Instructions for the task: Write out all of the entries, matching the original exactly.

Data excerpts:
************

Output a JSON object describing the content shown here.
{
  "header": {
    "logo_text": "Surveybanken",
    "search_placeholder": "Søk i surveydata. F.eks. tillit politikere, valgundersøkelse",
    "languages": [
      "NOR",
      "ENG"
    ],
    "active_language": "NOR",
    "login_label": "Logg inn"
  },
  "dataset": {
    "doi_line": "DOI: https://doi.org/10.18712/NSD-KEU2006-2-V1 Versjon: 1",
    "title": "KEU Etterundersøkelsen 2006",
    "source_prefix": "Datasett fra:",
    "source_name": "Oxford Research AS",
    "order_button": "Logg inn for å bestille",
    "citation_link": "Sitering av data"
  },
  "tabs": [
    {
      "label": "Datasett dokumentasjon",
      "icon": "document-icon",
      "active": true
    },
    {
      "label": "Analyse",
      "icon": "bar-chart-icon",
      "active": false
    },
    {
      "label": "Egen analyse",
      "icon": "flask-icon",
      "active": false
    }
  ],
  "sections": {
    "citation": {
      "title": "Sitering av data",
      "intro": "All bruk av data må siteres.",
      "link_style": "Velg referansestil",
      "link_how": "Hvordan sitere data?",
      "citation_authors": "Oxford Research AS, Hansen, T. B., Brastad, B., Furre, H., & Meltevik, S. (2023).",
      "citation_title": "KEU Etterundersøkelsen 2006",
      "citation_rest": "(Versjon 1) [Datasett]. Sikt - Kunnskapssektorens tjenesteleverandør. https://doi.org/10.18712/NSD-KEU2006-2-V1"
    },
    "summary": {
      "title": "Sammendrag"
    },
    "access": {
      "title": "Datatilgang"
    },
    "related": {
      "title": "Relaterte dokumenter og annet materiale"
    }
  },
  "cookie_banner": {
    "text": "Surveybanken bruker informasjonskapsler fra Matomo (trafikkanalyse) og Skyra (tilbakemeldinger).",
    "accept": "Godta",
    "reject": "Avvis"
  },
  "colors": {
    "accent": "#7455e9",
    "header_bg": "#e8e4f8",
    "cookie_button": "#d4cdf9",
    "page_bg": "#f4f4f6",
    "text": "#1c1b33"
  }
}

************

Result:
Output a JSON object describing the content shown here.
{
  "header": {
    "logo_text": "Surveybanken",
    "search_placeholder": "Søk i surveydata. F.eks. tillit politikere, valgundersøkelse",
    "languages": [
      "NOR",
      "ENG"
    ],
    "active_language": "NOR",
    "login_label": "Logg inn"
  },
  "dataset": {
    "doi_line": "DOI: https://doi.org/10.18712/NSD-KEU2006-2-V1 Versjon: 1",
    "title": "KEU Etterundersøkelsen 2006",
    "source_prefix": "Datasett fra:",
    "source_name": "Oxford Research AS",
    "order_button": "Logg inn for å bestille",
    "citation_link": "Sitering av data"
  },
  "tabs": [
    {
      "label": "Datasett dokumentasjon",
      "icon": "document-icon",
      "active": true
    },
    {
      "label": "Analyse",
      "icon": "bar-chart-icon",
      "active": false
    },
    {
      "label": "Egen analyse",
      "icon": "flask-icon",
      "active": false
    }
  ],
  "sections": {
    "citation": {
      "title": "Sitering av data",
      "intro": "All bruk av data må siteres.",
      "link_style": "Velg referansestil",
      "link_how": "Hvordan sitere data?",
      "citation_authors": "Oxford Research AS, Hansen, T. B., Brastad, B., Furre, H., & Meltevik, S. (2023).",
      "citation_title": "KEU Etterundersøkelsen 2006",
      "citation_rest": "(Versjon 1) [Datasett]. Sikt - Kunnskapssektorens tjenesteleverandør. https://doi.org/10.18712/NSD-KEU2006-2-V1"
    },
    "summary": {
      "title": "Sammendrag"
    },
    "access": {
      "title": "Datatilgang"
    },
    "related": {
      "title": "Relaterte dokumenter og annet materiale"
    }
  },
  "cookie_banner": {
    "text": "Surveybanken bruker informasjonskapsler fra Matomo (trafikkanalyse) og Skyra (tilbakemeldinger).",
    "accept": "Godta",
    "reject": "Avvis"
  },
  "colors": {
    "accent": "#7455e9",
    "header_bg": "#e8e4f8",
    "cookie_button": "#d4cdf9",
    "page_bg": "#f4f4f6",
    "text": "#1c1b33"
  }
}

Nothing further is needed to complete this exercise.